Image credit: University of Wisconsin/CIMSS.Nothing cooking in the Atlantic except African dust
As is usually the case when the Eastern Pacific is active, the Atlantic is quiet. This anti-correlation in activity occurs because rising air over the tropical Eastern Pacific typically creates a compensating area of sinking air over the tropical Atlantic. This sinking air creates surface high pressure and dry weather--the antithesis of conditions needed for tropical cyclone formation. There are no tropical cyclone threat areas in the Atlantic to discuss today, and none of the reliable models for tropical cyclone formation is predicting development during the coming five days. I'd be surprised to see a serious threat area develop in the Atlantic until the Eastern Pacific's spasm of activity slows down.Figure 4.
A woman cleans mud and debris after flooding in China's Fujian Province on July 10, 2016 after Tropical Storm Nepartak's landfall. Image credit: Zhang Guojun/XInhua via AP.Typhoon Nepartak's aftermath: 12 dead, $200 million in damageTyphoon Nepartak
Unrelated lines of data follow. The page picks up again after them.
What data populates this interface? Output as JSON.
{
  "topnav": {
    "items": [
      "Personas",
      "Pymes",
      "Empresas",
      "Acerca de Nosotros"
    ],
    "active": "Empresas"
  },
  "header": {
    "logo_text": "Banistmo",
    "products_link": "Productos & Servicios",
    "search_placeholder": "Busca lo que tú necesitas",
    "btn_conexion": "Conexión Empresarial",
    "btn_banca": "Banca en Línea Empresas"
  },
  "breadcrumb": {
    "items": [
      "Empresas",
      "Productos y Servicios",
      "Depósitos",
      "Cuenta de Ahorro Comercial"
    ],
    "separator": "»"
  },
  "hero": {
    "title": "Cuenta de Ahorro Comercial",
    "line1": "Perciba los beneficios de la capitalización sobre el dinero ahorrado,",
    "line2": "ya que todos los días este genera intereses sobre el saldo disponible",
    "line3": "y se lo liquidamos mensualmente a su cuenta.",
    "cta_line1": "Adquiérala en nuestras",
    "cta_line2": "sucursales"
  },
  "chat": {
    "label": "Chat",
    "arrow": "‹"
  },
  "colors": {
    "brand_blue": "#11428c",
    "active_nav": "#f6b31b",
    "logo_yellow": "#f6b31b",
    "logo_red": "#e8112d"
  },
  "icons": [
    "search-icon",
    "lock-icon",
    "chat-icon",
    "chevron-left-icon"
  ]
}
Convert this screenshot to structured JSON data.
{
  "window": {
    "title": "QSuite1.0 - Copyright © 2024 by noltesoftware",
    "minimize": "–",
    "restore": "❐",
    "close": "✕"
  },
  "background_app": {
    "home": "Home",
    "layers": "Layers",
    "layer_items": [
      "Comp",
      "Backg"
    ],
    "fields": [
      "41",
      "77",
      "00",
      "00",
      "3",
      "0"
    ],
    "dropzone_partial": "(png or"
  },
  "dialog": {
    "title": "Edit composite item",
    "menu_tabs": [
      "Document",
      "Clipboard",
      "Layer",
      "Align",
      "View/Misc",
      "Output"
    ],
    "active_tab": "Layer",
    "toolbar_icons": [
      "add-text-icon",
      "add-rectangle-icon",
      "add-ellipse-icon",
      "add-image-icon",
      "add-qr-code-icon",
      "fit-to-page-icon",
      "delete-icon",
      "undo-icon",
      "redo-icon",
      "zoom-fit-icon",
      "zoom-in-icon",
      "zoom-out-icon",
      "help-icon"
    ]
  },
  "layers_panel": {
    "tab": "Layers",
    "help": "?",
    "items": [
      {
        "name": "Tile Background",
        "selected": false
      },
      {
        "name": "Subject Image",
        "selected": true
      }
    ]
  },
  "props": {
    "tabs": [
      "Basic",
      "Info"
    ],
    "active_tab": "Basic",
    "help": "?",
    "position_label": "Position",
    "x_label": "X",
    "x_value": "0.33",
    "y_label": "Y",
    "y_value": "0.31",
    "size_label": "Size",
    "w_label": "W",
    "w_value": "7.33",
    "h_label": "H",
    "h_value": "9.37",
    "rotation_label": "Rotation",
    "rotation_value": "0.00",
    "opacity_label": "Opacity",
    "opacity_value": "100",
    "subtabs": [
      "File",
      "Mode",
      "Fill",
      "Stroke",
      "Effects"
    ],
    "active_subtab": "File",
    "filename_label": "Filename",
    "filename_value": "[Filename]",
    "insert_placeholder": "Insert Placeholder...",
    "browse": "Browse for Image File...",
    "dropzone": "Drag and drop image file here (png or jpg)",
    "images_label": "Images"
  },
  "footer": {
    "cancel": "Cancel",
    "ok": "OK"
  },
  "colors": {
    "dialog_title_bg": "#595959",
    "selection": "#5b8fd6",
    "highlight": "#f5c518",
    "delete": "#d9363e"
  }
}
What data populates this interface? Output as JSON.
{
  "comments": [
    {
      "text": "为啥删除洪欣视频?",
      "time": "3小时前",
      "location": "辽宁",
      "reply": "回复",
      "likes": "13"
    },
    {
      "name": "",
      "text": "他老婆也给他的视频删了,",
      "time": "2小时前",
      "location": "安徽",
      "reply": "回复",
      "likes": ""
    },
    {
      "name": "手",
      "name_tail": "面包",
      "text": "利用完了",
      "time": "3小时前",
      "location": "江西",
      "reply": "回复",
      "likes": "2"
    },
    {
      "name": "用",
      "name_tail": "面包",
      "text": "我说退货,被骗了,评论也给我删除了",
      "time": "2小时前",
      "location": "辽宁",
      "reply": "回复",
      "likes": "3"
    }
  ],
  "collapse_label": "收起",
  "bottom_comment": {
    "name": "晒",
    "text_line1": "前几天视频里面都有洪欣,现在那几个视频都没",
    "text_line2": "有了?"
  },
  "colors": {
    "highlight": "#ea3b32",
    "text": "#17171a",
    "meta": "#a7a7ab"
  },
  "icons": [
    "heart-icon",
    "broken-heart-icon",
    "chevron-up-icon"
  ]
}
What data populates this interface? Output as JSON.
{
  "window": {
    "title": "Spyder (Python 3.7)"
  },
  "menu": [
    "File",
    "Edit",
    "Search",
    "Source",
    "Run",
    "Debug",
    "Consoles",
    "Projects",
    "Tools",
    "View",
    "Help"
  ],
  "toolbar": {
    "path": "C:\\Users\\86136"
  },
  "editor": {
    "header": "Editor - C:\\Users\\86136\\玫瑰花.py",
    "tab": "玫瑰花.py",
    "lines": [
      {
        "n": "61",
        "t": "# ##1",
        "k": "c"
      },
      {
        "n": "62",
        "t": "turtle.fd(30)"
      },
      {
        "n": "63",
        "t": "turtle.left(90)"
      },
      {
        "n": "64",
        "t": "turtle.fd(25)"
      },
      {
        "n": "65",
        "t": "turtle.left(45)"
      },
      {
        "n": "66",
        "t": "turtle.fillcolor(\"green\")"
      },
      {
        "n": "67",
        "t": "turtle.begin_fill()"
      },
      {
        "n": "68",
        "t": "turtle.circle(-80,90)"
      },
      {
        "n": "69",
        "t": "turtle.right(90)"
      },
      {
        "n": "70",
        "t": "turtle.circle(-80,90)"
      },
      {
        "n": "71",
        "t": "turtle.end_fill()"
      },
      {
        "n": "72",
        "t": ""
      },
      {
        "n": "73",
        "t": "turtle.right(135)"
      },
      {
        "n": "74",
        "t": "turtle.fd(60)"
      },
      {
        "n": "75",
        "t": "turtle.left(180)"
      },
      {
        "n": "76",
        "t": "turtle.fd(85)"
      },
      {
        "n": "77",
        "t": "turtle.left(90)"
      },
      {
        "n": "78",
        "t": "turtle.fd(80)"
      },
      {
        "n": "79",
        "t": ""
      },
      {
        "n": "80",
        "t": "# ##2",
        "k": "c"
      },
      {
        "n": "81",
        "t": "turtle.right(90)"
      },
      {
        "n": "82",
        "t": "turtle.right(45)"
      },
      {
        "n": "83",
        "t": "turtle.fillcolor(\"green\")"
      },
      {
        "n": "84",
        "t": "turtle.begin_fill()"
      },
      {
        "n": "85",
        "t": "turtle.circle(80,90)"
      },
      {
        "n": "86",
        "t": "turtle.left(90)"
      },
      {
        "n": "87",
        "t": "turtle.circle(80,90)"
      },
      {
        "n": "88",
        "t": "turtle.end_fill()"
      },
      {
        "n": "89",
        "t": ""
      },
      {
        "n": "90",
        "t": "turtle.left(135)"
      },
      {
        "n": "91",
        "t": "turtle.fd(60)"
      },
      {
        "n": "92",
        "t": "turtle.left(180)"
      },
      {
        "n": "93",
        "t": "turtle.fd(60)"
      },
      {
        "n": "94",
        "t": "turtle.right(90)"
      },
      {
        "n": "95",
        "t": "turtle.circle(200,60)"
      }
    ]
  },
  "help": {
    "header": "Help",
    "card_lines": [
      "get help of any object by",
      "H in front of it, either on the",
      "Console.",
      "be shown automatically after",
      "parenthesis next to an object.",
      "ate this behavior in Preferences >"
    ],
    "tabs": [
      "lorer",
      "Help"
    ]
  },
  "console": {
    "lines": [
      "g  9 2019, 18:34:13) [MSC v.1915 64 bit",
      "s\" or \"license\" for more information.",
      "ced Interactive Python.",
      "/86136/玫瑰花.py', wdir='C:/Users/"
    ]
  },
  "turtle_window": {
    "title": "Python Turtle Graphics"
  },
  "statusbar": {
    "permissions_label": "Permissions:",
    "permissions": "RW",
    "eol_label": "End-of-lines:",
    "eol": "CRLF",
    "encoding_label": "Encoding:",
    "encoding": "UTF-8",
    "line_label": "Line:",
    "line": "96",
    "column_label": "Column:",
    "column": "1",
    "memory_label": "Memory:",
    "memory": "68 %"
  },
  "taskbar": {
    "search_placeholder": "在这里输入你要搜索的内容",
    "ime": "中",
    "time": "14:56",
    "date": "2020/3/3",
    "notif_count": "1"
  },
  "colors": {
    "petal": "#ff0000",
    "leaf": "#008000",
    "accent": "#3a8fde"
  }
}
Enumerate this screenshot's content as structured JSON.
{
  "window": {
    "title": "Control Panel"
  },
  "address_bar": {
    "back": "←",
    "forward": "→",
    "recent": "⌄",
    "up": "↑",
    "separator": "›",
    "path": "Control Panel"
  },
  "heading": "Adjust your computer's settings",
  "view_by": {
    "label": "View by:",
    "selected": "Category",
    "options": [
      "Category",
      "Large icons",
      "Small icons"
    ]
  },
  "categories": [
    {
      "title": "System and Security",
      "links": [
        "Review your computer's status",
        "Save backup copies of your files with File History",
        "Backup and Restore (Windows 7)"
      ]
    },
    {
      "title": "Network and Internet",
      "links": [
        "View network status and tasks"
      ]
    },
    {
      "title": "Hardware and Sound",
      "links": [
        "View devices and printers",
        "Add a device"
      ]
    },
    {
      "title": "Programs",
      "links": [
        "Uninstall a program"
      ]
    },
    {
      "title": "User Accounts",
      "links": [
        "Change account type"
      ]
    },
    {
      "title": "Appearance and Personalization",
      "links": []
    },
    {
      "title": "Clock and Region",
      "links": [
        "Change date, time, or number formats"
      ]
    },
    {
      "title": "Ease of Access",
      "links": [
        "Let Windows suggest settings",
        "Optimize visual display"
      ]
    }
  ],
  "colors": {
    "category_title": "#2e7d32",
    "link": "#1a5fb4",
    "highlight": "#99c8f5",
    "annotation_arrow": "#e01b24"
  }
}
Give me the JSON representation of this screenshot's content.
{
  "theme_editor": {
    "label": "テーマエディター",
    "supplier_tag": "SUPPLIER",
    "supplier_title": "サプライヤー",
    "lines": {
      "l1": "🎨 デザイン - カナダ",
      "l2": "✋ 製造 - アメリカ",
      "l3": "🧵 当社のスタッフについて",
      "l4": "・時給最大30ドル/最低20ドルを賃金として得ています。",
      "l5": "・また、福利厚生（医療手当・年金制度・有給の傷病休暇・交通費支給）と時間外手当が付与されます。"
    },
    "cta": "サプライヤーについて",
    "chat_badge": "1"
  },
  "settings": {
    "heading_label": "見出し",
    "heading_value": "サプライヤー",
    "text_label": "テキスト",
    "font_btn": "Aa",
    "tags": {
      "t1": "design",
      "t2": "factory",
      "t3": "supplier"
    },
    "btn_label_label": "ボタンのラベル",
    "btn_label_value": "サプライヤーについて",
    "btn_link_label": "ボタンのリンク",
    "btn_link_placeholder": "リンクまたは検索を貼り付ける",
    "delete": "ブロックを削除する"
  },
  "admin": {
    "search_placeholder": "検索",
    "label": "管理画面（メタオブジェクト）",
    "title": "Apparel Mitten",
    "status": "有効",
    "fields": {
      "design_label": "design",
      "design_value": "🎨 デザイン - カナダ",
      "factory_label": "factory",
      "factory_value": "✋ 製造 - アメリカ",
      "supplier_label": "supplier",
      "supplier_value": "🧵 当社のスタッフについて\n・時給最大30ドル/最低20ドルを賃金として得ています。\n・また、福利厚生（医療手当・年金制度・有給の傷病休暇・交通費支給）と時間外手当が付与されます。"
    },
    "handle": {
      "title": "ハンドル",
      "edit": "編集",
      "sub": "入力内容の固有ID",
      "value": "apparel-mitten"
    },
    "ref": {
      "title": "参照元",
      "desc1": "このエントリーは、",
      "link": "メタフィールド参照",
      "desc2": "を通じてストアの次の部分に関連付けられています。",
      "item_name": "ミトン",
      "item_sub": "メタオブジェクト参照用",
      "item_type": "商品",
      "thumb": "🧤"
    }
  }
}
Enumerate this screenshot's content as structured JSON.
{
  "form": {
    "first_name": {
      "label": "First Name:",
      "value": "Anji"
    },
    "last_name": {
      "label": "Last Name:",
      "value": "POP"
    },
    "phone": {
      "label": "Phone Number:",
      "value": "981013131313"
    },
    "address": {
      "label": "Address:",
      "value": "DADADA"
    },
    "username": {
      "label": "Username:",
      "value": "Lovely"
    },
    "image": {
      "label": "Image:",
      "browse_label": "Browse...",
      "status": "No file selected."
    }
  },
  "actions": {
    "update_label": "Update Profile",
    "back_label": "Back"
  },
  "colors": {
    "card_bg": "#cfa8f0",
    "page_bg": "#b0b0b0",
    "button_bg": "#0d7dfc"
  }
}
sloshed ashore as a weakening tropical storm over China's Fujian Province on Saturday, July 9, bringing heavy rains of 4 - 8" in this region of China closest to Taiwan. The resulting flooding is being blamed
for 9 deaths in China. Eighteen people are missing, and damage is estimated at $135 million. In Taiwan, where Nepartak powered ashore on July 7 as a Category 4 super typhoon with top sustained winds of 150 mph, three deaths are being blamed on the storm, with over $62 million in damage.